JEFFERSON CITY - Missouri's legislative handled a ban lobbyists gifts much like a smoker treats kicking the habit. They talked a lot about it, but just couldn't bring themselves to really do it.
The final death knell came in the Senate on the last days of the session when it rejected a last-gasp effort to stick a lobbyist gift-ban into omnibus crime bill.
But problems for the issue had been brewing for weeks as the House and Senate took quite different positions on the issue - and then refused to take up the other chamber's bill.
The House had approved a total ban on gifts and dinners proposed by retiring Rep. Greg Canuteson, D-Liberty. The Senate took a more lenient Senate approach that would allow lobbyists to buy gifts for standing committees and the full body, just as long as it wasn't for an individual member.
Canuteson called the Senate version "watered down lobby reform" and "not very meaningful." But for Senate Sponsor Joe Maxwell, D-Mexico, committee dinners encourage the participation of average citizens, and therefore should not be eliminated.
Eventually, the Senate version made it out of the House Judiciary Committee, but it was too late, and the bill never received a floor vote. The House version never saw the light of day after being sucked into the black hole of the Senate Judiciary Committee.
Sen. John Schneider, chairman of the committee, stood strong against Canuteson's bill and questioned its need since lobbyist gift-giving is already a matter of public record.
"I don't want us to get to a point where we drive this stuff underground," he said.
It was Schneider who sponsored the motion to strike down the last-gasp Senate effort on a lobbyist gift ban.

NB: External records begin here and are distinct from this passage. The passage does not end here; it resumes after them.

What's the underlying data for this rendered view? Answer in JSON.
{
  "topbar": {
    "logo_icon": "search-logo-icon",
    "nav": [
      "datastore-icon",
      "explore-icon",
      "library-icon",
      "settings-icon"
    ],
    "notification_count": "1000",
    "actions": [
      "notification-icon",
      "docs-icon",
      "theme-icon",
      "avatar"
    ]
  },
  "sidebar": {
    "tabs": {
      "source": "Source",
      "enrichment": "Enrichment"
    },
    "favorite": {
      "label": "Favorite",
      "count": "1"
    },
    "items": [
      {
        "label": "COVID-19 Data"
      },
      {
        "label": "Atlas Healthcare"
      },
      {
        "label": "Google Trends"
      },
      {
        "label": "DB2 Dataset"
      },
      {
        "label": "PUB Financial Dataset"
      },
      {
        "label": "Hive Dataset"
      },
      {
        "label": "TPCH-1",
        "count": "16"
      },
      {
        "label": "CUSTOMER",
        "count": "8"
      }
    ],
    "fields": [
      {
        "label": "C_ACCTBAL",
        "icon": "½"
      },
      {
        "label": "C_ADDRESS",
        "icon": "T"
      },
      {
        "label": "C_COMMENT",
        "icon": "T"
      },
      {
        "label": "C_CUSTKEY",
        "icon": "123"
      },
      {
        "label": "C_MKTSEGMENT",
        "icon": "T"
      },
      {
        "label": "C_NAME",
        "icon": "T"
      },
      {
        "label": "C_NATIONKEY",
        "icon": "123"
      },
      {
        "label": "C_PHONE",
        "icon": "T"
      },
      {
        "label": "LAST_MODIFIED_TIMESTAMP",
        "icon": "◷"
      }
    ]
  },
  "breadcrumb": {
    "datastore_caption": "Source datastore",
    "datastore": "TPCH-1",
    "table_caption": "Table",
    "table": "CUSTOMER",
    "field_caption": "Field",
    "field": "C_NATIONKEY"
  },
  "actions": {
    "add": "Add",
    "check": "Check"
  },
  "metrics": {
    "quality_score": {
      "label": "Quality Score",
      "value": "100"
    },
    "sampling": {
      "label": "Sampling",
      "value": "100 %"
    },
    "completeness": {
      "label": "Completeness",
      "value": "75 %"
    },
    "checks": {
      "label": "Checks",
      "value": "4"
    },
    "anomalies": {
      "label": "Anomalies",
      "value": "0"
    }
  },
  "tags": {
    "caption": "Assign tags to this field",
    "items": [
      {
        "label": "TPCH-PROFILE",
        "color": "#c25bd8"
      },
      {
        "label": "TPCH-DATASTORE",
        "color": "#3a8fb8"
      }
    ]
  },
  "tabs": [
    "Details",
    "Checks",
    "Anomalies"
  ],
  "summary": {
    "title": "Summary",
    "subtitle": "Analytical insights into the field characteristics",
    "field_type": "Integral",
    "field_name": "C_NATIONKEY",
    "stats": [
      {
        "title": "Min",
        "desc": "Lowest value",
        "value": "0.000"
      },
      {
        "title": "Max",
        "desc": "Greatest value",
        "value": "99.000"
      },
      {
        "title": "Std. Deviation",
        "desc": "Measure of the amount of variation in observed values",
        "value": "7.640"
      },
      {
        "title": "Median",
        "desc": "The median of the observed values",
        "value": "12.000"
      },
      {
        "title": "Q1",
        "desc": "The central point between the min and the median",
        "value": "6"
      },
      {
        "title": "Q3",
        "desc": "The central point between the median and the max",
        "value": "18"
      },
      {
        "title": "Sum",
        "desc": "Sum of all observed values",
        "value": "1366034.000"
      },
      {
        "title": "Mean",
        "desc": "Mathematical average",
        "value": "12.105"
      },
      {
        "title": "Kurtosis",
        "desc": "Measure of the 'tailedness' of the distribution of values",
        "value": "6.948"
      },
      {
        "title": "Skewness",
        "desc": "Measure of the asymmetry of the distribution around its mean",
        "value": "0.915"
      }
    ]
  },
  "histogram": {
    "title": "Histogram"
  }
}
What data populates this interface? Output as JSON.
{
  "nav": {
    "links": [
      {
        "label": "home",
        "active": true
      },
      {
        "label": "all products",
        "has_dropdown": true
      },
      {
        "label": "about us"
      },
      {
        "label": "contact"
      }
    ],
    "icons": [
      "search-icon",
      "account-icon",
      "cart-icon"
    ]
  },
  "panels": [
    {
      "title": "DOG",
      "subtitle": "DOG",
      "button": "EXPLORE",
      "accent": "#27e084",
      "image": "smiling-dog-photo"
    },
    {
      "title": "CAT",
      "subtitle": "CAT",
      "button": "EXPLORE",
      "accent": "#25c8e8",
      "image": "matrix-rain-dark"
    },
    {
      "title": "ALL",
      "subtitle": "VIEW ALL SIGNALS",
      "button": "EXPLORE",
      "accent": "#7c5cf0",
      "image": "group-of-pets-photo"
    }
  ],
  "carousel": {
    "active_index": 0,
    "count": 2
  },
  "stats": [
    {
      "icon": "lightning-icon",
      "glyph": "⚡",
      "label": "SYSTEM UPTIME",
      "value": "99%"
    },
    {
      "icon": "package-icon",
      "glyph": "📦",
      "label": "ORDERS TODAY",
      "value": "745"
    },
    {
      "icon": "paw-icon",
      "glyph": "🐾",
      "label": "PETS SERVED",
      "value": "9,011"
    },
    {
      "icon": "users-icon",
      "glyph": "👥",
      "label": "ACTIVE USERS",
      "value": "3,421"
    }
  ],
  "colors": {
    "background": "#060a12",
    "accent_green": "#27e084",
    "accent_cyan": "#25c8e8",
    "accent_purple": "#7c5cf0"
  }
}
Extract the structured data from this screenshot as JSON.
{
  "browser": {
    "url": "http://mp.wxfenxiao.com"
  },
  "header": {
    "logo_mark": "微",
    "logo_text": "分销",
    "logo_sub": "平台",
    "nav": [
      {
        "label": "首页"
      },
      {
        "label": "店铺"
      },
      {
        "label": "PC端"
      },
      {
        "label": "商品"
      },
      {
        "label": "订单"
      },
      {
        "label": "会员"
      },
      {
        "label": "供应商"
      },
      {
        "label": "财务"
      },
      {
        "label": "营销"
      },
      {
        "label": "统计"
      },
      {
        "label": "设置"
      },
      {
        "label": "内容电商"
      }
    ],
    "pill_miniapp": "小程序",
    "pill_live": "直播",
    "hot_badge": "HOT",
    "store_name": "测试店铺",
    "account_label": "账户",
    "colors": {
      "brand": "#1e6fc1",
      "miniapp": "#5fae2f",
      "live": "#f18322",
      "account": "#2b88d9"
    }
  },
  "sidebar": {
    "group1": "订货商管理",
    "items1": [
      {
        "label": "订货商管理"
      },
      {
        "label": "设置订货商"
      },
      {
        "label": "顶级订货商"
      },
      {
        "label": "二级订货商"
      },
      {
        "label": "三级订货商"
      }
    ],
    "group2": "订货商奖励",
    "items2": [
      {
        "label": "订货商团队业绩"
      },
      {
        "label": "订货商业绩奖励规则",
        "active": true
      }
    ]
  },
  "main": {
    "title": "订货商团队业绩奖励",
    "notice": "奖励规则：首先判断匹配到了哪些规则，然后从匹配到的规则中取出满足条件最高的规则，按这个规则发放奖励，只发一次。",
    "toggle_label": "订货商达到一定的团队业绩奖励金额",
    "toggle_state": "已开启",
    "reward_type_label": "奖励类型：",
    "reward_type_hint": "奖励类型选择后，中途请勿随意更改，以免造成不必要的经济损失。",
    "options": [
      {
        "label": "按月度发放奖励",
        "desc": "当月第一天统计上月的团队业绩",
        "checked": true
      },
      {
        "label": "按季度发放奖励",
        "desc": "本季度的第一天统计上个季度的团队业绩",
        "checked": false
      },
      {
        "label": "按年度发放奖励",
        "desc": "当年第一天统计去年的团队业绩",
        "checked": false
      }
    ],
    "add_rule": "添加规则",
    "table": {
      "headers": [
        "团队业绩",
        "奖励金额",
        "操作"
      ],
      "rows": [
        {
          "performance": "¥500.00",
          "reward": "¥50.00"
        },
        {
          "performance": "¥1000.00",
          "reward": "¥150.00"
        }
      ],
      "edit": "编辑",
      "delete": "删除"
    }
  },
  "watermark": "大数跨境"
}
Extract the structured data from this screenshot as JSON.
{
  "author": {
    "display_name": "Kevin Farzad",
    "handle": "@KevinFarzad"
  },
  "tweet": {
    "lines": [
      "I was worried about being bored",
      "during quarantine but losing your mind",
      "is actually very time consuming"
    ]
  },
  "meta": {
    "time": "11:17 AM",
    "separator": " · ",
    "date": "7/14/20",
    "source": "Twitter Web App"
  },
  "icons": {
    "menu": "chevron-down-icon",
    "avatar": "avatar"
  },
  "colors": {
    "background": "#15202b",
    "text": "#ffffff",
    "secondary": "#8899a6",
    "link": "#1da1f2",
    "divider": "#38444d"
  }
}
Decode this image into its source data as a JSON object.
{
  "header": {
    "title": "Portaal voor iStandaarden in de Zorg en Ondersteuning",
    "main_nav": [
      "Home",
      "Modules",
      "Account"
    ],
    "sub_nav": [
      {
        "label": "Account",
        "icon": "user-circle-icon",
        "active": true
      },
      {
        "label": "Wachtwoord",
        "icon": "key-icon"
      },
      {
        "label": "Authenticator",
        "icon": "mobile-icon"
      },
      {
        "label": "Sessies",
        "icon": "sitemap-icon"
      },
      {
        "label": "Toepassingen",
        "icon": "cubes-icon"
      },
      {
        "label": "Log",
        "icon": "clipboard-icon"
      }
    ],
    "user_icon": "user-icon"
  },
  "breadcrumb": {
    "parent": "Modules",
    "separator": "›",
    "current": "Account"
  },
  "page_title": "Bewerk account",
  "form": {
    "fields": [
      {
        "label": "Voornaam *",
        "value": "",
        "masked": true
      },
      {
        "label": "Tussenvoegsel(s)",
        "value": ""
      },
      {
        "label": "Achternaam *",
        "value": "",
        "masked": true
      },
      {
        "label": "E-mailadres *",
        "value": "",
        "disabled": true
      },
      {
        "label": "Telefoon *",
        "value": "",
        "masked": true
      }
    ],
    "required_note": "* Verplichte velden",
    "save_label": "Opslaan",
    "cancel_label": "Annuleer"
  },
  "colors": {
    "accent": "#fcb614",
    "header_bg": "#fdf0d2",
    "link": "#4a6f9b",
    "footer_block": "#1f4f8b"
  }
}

For Canuteson, who is not seeking reelection, this marked the fourth straight session his attempt for lobby reform died. But never before had he been so close.
The climate seemed right. House members, who face an election year, bad-mouthed Canuteson's bill in committee and on the floor, but every time it came up for a vote, it easily passed. The Senate showed its willingness for lobbyist reform early in the session by passing a rule that restricts senators from accepting any lobbyist-bought gift that exceeds $50. In addition, no senator can accept more than $100 worth of gifts in a legislative session.
"There's an atmosphere of change in Jefferson City these days," Canuteson had said. "It's right for substantive change."
In the end, however, the philosophical differences between Maxwell's bill and Canuteson's proved to be too gaping, and the deal couldn't be closed.
After the session, Gov. Mel Carnahan, expressed disappointment that nothing had gotten passed.